As CDM’s DJ editor Wallace observes, it’s hard not to see this as a divorce in which the real losers are the kids — the customers. NI and Stanton may be in equal parts responsible for the closed nature of the technology they developed, but it seems that in effect, they’ve made an excellent argument for solutions that give you a choice. Imagine if soft synths only worked with one brand of MIDI controller. Why shouldn’t you be able to mix and match vinyl control, audio interface, and DJ app? And if NI won’t support Final Scratch, why not support another existing technology in Traktor, like the excellent Ms. Pinky? (Or, at long last, plug-ins — especially since NI are themselves one of the biggest plug-in developers.) No matter how good Traktor is, it’s hard not to see open, flexible solutions as more appealing — particularly after this fallout.
If Stanton and NI are so keen for customers, their best strategy may be to put the customers first. It’d be terrific to see their products really be “open” — not just in name, but by supporting more different setups and playing nicer with complementary vendors. It’s not my opinion that matters; it’s the customer base. And both companies are now likely to lose customers and trust: Stanton because they have no workable solution, and NI because they give the appearance of forcing their customers to buy something new by breaking something they already own.
Updated: Native Instruments has responded officially with their side of the story. They argue that the request for an Intel Mac in fact came so late that there was no way to respond, and they’re now focused on their new system:
Internally, we have been working on Traktor 3.3 since January, which has a completely new timecode decoder tailor-made for the Traktor Scratch high-resolution timecode, with all the corresponding changes to how the timecode section is integrated into the GUI etc. Introducing additional FinalScratch timecode compatibility at this point is therefore not about flipping a single bit in the code, it would basically mean rewriting the whole timecode part of Traktor 3.3, just to accommodate a timecode format that we are probably still not allowed to use from a legal perspective, that belongs to a product that we are no longer affiliated with, and which we consider to be inferior to what we have designed in the meantime.
While everybody here can understand the disappointment of some FinalScratch users, and we really try to accommodate them as best as we can, implementing FS timecode decoding into the current build of Traktor is just not feasible for us.
Of course, this makes it all the more disappointing that Stanton seems to have fumbled figuring out their own backup plan for their customers.
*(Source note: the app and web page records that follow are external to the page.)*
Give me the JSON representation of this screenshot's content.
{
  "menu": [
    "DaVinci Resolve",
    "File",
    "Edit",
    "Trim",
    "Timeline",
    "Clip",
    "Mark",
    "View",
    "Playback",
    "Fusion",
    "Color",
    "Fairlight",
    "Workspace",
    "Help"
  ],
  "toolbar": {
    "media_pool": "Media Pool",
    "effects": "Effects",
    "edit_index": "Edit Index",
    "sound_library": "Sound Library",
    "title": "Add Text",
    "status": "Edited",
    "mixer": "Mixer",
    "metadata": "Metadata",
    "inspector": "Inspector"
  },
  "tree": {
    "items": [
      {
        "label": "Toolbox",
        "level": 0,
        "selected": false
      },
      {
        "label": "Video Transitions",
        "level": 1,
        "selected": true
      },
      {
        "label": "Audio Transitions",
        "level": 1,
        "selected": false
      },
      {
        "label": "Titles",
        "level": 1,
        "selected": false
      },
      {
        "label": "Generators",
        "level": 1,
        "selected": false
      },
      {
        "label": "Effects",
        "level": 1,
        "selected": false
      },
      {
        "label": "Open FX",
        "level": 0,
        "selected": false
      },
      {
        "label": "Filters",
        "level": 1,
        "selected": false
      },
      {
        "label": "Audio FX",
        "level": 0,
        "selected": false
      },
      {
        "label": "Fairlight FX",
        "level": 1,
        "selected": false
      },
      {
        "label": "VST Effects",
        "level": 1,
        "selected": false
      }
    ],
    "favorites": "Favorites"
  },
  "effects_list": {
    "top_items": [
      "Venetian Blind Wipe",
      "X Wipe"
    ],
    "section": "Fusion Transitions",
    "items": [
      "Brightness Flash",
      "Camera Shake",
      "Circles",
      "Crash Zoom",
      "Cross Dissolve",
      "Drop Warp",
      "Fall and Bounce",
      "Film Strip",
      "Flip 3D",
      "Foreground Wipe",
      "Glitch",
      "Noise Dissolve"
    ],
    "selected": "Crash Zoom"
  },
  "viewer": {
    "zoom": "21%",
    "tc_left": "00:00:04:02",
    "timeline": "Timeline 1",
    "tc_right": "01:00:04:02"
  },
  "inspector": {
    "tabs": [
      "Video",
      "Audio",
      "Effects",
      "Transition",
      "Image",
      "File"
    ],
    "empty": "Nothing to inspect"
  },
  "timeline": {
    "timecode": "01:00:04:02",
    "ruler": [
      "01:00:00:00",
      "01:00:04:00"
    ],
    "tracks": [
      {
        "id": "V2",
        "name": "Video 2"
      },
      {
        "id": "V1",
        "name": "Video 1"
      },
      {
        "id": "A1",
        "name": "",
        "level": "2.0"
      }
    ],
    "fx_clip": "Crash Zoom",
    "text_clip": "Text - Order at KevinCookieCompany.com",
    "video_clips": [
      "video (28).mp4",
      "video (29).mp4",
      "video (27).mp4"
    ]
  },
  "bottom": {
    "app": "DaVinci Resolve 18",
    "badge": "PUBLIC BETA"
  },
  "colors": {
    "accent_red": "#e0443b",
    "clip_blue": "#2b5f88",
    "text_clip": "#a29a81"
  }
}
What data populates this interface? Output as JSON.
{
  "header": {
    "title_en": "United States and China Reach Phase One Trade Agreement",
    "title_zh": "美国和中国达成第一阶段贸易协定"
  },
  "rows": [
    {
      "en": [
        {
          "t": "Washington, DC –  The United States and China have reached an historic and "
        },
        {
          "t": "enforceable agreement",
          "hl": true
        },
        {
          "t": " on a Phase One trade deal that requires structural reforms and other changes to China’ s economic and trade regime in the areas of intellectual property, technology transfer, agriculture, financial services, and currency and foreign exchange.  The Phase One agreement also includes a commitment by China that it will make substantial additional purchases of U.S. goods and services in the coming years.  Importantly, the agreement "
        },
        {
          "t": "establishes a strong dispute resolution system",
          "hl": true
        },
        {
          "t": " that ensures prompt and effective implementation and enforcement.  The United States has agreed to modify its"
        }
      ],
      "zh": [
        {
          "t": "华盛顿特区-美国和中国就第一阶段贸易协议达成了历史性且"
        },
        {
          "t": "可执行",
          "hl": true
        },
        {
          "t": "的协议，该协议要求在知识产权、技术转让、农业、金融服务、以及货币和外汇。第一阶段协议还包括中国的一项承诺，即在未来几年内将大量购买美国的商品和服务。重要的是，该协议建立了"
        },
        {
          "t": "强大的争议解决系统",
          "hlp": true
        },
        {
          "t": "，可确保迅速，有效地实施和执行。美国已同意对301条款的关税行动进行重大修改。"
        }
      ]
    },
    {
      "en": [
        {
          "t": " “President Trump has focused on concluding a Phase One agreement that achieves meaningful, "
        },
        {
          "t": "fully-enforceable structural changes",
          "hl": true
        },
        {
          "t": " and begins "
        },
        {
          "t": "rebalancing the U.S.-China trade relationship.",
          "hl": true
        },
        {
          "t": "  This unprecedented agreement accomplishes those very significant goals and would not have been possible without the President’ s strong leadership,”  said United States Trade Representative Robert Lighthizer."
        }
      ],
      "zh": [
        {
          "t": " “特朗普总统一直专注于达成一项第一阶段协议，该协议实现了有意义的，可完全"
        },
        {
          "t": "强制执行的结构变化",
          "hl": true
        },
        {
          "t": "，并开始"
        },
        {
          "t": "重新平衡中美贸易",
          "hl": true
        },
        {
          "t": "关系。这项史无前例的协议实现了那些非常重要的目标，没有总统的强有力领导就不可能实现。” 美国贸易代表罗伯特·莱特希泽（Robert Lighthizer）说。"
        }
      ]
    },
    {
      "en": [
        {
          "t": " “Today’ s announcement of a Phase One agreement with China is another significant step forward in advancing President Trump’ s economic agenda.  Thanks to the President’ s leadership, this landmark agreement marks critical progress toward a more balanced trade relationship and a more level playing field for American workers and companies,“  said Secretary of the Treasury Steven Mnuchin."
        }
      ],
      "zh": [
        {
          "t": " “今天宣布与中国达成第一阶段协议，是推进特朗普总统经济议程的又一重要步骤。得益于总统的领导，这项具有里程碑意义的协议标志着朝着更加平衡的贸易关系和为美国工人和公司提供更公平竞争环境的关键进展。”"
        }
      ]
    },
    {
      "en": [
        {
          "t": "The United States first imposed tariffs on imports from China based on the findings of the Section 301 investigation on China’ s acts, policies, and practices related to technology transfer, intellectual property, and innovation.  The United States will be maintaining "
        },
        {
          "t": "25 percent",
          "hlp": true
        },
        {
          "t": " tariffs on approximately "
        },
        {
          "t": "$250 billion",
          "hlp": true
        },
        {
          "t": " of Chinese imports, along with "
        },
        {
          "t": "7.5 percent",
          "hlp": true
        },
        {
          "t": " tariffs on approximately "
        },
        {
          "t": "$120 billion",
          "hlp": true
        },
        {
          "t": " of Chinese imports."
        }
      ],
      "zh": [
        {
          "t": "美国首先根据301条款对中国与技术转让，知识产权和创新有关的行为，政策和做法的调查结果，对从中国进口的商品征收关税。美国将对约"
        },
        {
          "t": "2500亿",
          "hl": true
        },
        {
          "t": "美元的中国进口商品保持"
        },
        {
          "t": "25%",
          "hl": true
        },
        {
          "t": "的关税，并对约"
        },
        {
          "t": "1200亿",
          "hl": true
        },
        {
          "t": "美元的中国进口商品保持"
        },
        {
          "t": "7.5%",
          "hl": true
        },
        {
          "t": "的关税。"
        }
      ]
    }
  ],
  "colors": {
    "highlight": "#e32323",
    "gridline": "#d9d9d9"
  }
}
And while Native makes a strong argument for developing their own combined hardware/software solution, they do face other competition. We hope to test NI’s upcoming product alongside Ms. Pinky, Stanton, and Serato options, and the various software choices, and see just which hardware/software combination is best.
Those of you out there who do have Final Scratch 2, we’re curious to hear your plans.
Final Scratch Open
The Official Word from Stanton – again [Skratchworx]
Statement regarding Stanton Magnetics FinalScratch, February 23 [Native Instruments]